Tuesday, August 02, 2016

Cherished DVDs: I'm Listing Again!

Look at this mess.

What a racket, what a shake-down.

Everything I thought as I made these many, many purchases was dead wrong. "If it's good, I'll watch it more than once." "I could see myself watching this while the wife is afield." "Oh, the kids will definitely want to see this when they're older."

The biggest lie of them all: "If I don't buy it, there's probably no other way I'll get to see it." Ka-ching!

A great percentage of discs are still handy to have around -- the Disney/Pixar stuff, basically. Even if grandkids don't ever enter my family picture, some occasion usually presents itself in the form of kids-of-friends, or other family members. So I don't begrudge those purchases -- we already got our money's worth throughout the girls' childhood.

I would estimate that at least 75% of the DVDs I own will never be played/seen by me a second time.

Of these, even the uber-classic movies I just knew I'd queue up at least once a year, are just . . . taking up space. The Godfather trilogy, for instance. Millennials are getting a bad rap because they get twitchy within minutes of the opening sequence -- but sheesh: so do I. Who wants to sit through over three hours of a single movie -- one of three -- when there's all this fabulous television to catch up with?

And now with streaming and on-demand being what it is, the catalog of possibilities is far larger than I ever could have imagined when I initially forked over the $5-$25.

Still and all, there are a handful of movie DVDs I value -- deeply. In some cases you can easily get the movie on demand, but there remains a larded pantry of wonders on the DVD extras. In other cases, it's just a fondness unique to the fetish of the particular package in question.

So this is me, coming out of "listing" retirement and announcing my list of cherished DVDs. Might be a top-10, I don't know. We'll see. What I won't do is put them in any particular order, with the exception of Number 1 -- because there is a particular DVD among the bunch that delivers maximal marginal utility.

Stay tuned.


DarkoV said...

Barbarian Days!??! Loved it. Made me grievingly mope for my youth that I should have lived as a William Finnegan that I should have come back as after my previous life.

Darrell Reimer said...

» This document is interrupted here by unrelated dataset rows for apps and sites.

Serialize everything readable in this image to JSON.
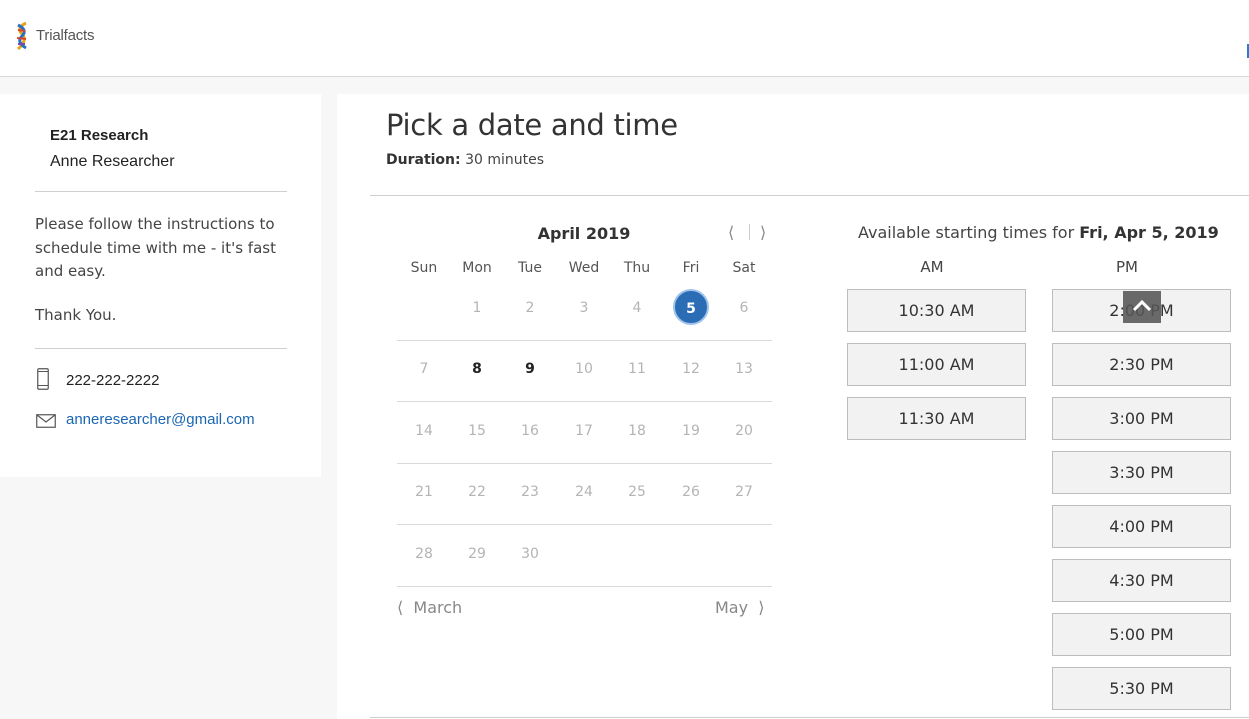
{
  "header": {
    "brand": "Trialfacts",
    "logo_icon": "dna-helix-logo"
  },
  "profile": {
    "organization": "E21 Research",
    "name": "Anne Researcher",
    "instructions": "Please follow the instructions to schedule time with me - it's fast and easy.",
    "thanks": "Thank You.",
    "phone": "222-222-2222",
    "email": "anneresearcher@gmail.com",
    "phone_icon": "phone-icon",
    "email_icon": "envelope-icon"
  },
  "page": {
    "title": "Pick a date and time",
    "duration_label": "Duration:",
    "duration_value": " 30 minutes"
  },
  "calendar": {
    "month_label": "April 2019",
    "prev_icon": "chevron-left-icon",
    "next_icon": "chevron-right-icon",
    "weekdays": [
      "Sun",
      "Mon",
      "Tue",
      "Wed",
      "Thu",
      "Fri",
      "Sat"
    ],
    "weeks": [
      [
        "",
        "1",
        "2",
        "3",
        "4",
        "5",
        "6"
      ],
      [
        "7",
        "8",
        "9",
        "10",
        "11",
        "12",
        "13"
      ],
      [
        "14",
        "15",
        "16",
        "17",
        "18",
        "19",
        "20"
      ],
      [
        "21",
        "22",
        "23",
        "24",
        "25",
        "26",
        "27"
      ],
      [
        "28",
        "29",
        "30",
        "",
        "",
        "",
        ""
      ]
    ],
    "available_days": [
      "8",
      "9"
    ],
    "selected_day": "5",
    "prev_month": "March",
    "next_month": "May",
    "accent_color": "#2a6db5"
  },
  "times": {
    "header_prefix": "Available starting times for ",
    "header_date": "Fri, Apr 5, 2019",
    "am_label": "AM",
    "pm_label": "PM",
    "am_slots": [
      "10:30 AM",
      "11:00 AM",
      "11:30 AM"
    ],
    "pm_slots": [
      "2:00 PM",
      "2:30 PM",
      "3:00 PM",
      "3:30 PM",
      "4:00 PM",
      "4:30 PM",
      "5:00 PM",
      "5:30 PM"
    ],
    "scroll_top_icon": "chevron-up-icon"
  }
}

Ha! Yes, a life best lived vicariously if the only other option is not at all.

Yahmdallah Bjorknickerfod said...

You capture the process I went through exactly. I'm down to a handful that I do pull of the shelf enough to warrant their space on it.

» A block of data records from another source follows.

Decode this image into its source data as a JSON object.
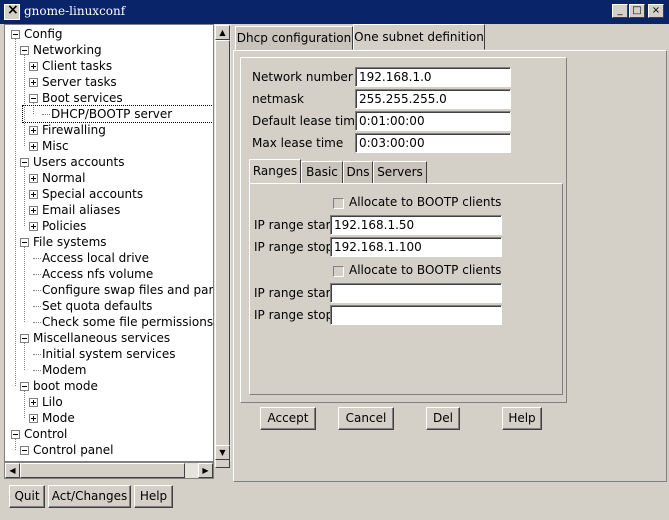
{
  "window": {
    "title": "gnome-linuxconf",
    "buttons": {
      "minimize": "_",
      "maximize": "□",
      "close": "×"
    }
  },
  "tree": {
    "items": [
      {
        "label": "Config",
        "level": 0,
        "expander": "minus"
      },
      {
        "label": "Networking",
        "level": 1,
        "expander": "minus"
      },
      {
        "label": "Client tasks",
        "level": 2,
        "expander": "plus"
      },
      {
        "label": "Server tasks",
        "level": 2,
        "expander": "plus"
      },
      {
        "label": "Boot services",
        "level": 2,
        "expander": "minus"
      },
      {
        "label": "DHCP/BOOTP server",
        "level": 3,
        "expander": "none",
        "selected": true
      },
      {
        "label": "Firewalling",
        "level": 2,
        "expander": "plus"
      },
      {
        "label": "Misc",
        "level": 2,
        "expander": "plus"
      },
      {
        "label": "Users accounts",
        "level": 1,
        "expander": "minus"
      },
      {
        "label": "Normal",
        "level": 2,
        "expander": "plus"
      },
      {
        "label": "Special accounts",
        "level": 2,
        "expander": "plus"
      },
      {
        "label": "Email aliases",
        "level": 2,
        "expander": "plus"
      },
      {
        "label": "Policies",
        "level": 2,
        "expander": "plus"
      },
      {
        "label": "File systems",
        "level": 1,
        "expander": "minus"
      },
      {
        "label": "Access local drive",
        "level": 2,
        "expander": "none"
      },
      {
        "label": "Access nfs volume",
        "level": 2,
        "expander": "none"
      },
      {
        "label": "Configure swap files and part",
        "level": 2,
        "expander": "none"
      },
      {
        "label": "Set quota defaults",
        "level": 2,
        "expander": "none"
      },
      {
        "label": "Check some file permissions",
        "level": 2,
        "expander": "none"
      },
      {
        "label": "Miscellaneous services",
        "level": 1,
        "expander": "minus"
      },
      {
        "label": "Initial system services",
        "level": 2,
        "expander": "none"
      },
      {
        "label": "Modem",
        "level": 2,
        "expander": "none"
      },
      {
        "label": "boot mode",
        "level": 1,
        "expander": "minus"
      },
      {
        "label": "Lilo",
        "level": 2,
        "expander": "plus"
      },
      {
        "label": "Mode",
        "level": 2,
        "expander": "plus"
      },
      {
        "label": "Control",
        "level": 0,
        "expander": "minus"
      },
      {
        "label": "Control panel",
        "level": 1,
        "expander": "minus"
      }
    ]
  },
  "bottom_buttons": {
    "quit": "Quit",
    "act_changes": "Act/Changes",
    "help": "Help"
  },
  "main_tabs": {
    "dhcp_configuration": "Dhcp configuration",
    "one_subnet_definition": "One subnet definition"
  },
  "subnet": {
    "network_number_label": "Network number",
    "network_number": "192.168.1.0",
    "netmask_label": "netmask",
    "netmask": "255.255.255.0",
    "default_lease_label": "Default lease time",
    "default_lease": "0:01:00:00",
    "max_lease_label": "Max lease time",
    "max_lease": "0:03:00:00"
  },
  "sub_tabs": {
    "ranges": "Ranges",
    "basic": "Basic",
    "dns": "Dns",
    "servers": "Servers"
  },
  "ranges": {
    "allocate_label": "Allocate to BOOTP clients",
    "range1": {
      "start_label": "IP range start",
      "start": "192.168.1.50",
      "stop_label": "IP range stop",
      "stop": "192.168.1.100"
    },
    "range2": {
      "start_label": "IP range start",
      "start": "",
      "stop_label": "IP range stop",
      "stop": ""
    }
  },
  "actions": {
    "accept": "Accept",
    "cancel": "Cancel",
    "del": "Del",
    "help": "Help"
  }
}
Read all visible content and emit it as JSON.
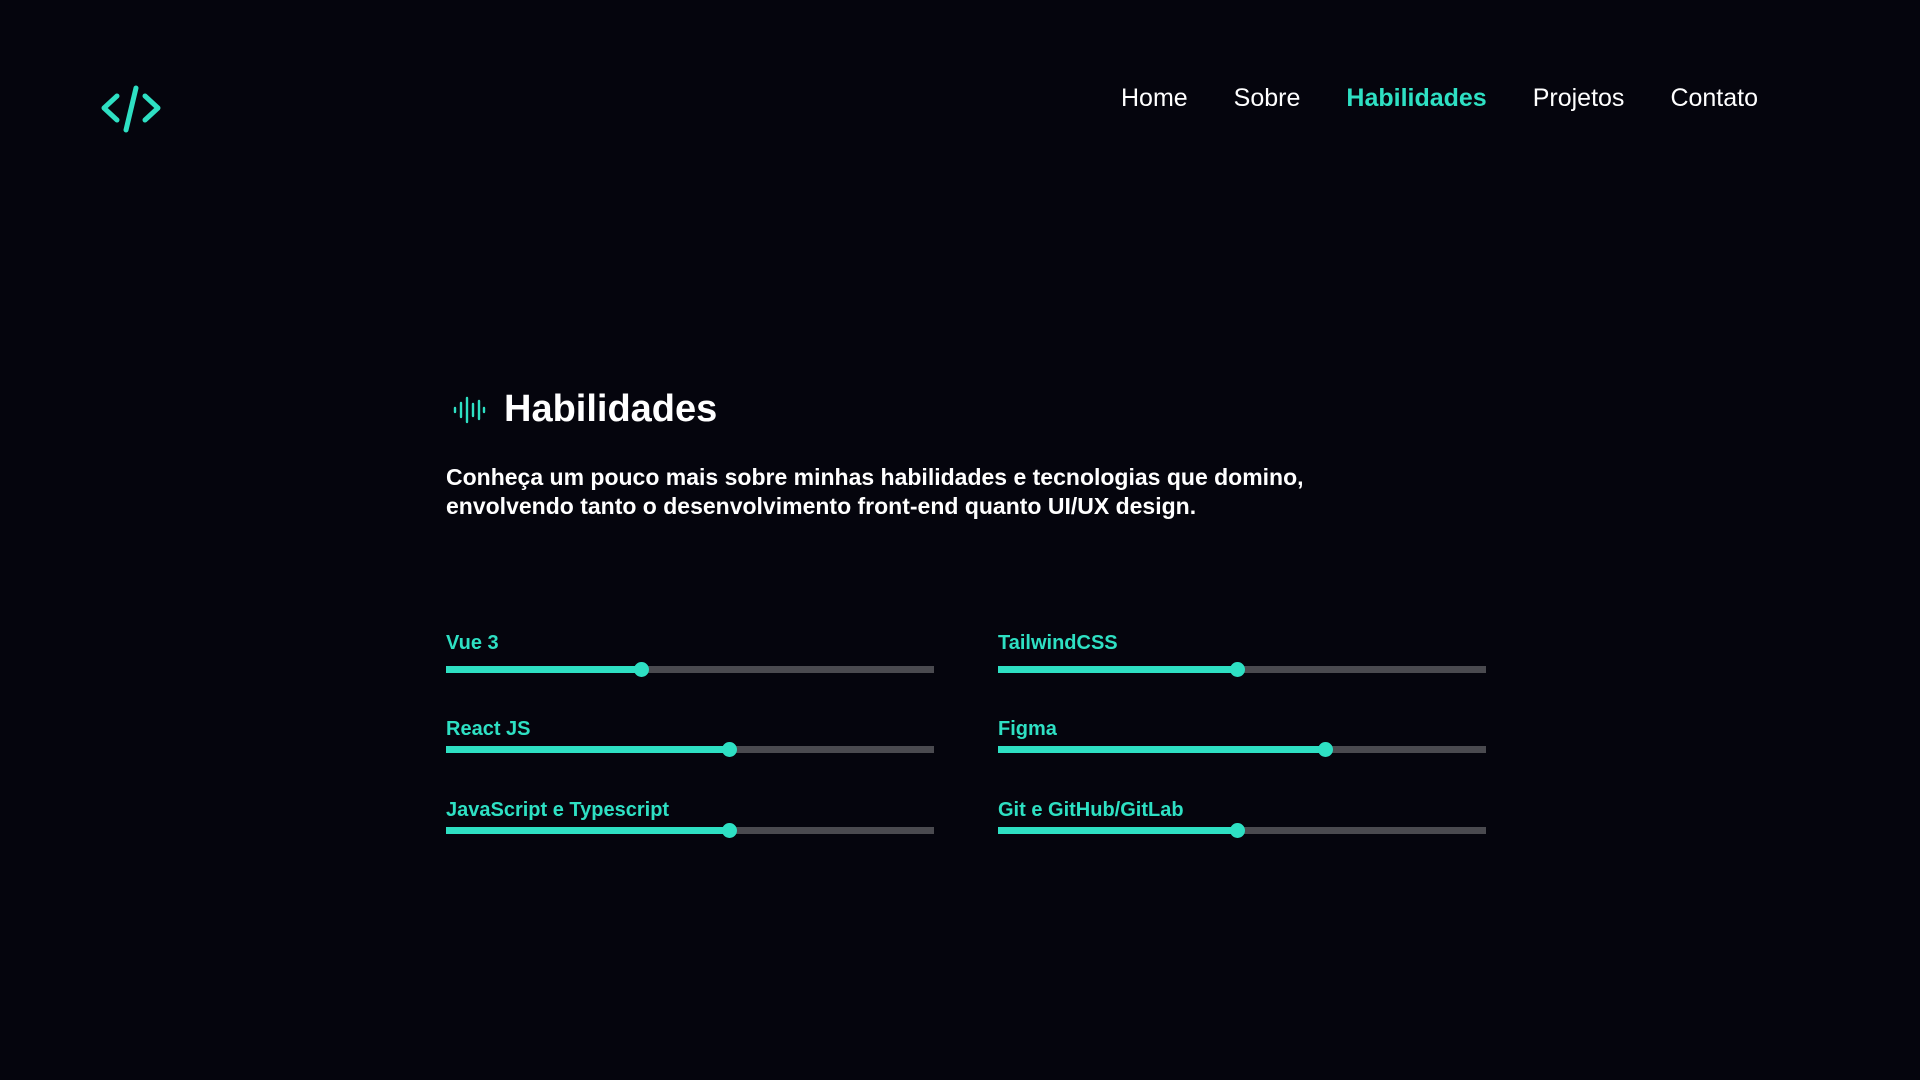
{
  "header": {
    "logo_icon": "code-brackets-icon",
    "nav": [
      {
        "label": "Home",
        "active": false
      },
      {
        "label": "Sobre",
        "active": false
      },
      {
        "label": "Habilidades",
        "active": true
      },
      {
        "label": "Projetos",
        "active": false
      },
      {
        "label": "Contato",
        "active": false
      }
    ]
  },
  "section": {
    "icon": "sound-wave-icon",
    "title": "Habilidades",
    "description_line1": "Conheça um pouco mais sobre minhas habilidades e tecnologias que domino,",
    "description_line2": "envolvendo tanto o desenvolvimento front-end quanto UI/UX design."
  },
  "skills": [
    {
      "label": "Vue 3",
      "level": 0.4
    },
    {
      "label": "TailwindCSS",
      "level": 0.49
    },
    {
      "label": "React JS",
      "level": 0.58
    },
    {
      "label": "Figma",
      "level": 0.67
    },
    {
      "label": "JavaScript e Typescript",
      "level": 0.58
    },
    {
      "label": "Git e GitHub/GitLab",
      "level": 0.49
    }
  ],
  "colors": {
    "background": "#05050d",
    "accent": "#2ee0c3",
    "track": "#4a4a4f",
    "text": "#ffffff"
  }
}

Mine are:
- Bedazzled (the original with Dudley Moore and Peter Cook)
- Harold and Maude
- The Kentucky Fried Movie (the first effort from the crew that then made Airplane!)
- Office Space (talk about needing a Criterion Edition)
- Legend (the deluxe set with the 2 1/2 versions of the movie with the 2 different scores - yes the Tom Cruise movie)
- Blade Runner (the deluxe one with 3 or 4 versions of the movie, including the superior theatrical cut with Harrison Ford's purposely crappy voiceover)
- Butch Cassidy and the Sundance Kid (there are few movies as perfect)
- Excalibur
- Raising Arizona (he's got to have his dip-tet!)
- Dazed and Confused / American Graffiti
- Eternal Sunshine of the Spotless Mind (the only contender with Harold and Maude as the great movie love stories of all time)
- Brainstorm
- Demolition Man (you don't know how to use the 3 seashells?)
- Fight Club
- The Andromeda Strain (the original one from the 70s, I don't know why I still watch this with regularity)
- Galaxy Quest
- Primer
- Altered States (it feels like I'm being harpooned by a monk in the act of receiving God)
- Star Wars (the one release that nearly secretly contains the original print of the movie from '77 - a must have)
- Never Cry Wolf (probably the prettiest movie put to film)
- John Carpenter's The Thing (still my favorite)

Whisky Prajer said...

"Kentucky Fried Movie"!! - man, there's a drive-inn staple that's slipped the surly bonds of my memory! There are a few others on your list that come out of left field (as is appropriate - Legend?)

Yahmdallah Bjorknickerfod said...

Legend is such an interesting attempt, but it still works, as flawed as it is.

Whisky Prajer said...

Tim Curry was the demon, wasn't he? Man, he had a tough time recovering from Rocky Horror Picture Show -- though he's fun to watch hamming it up in the Clue movie.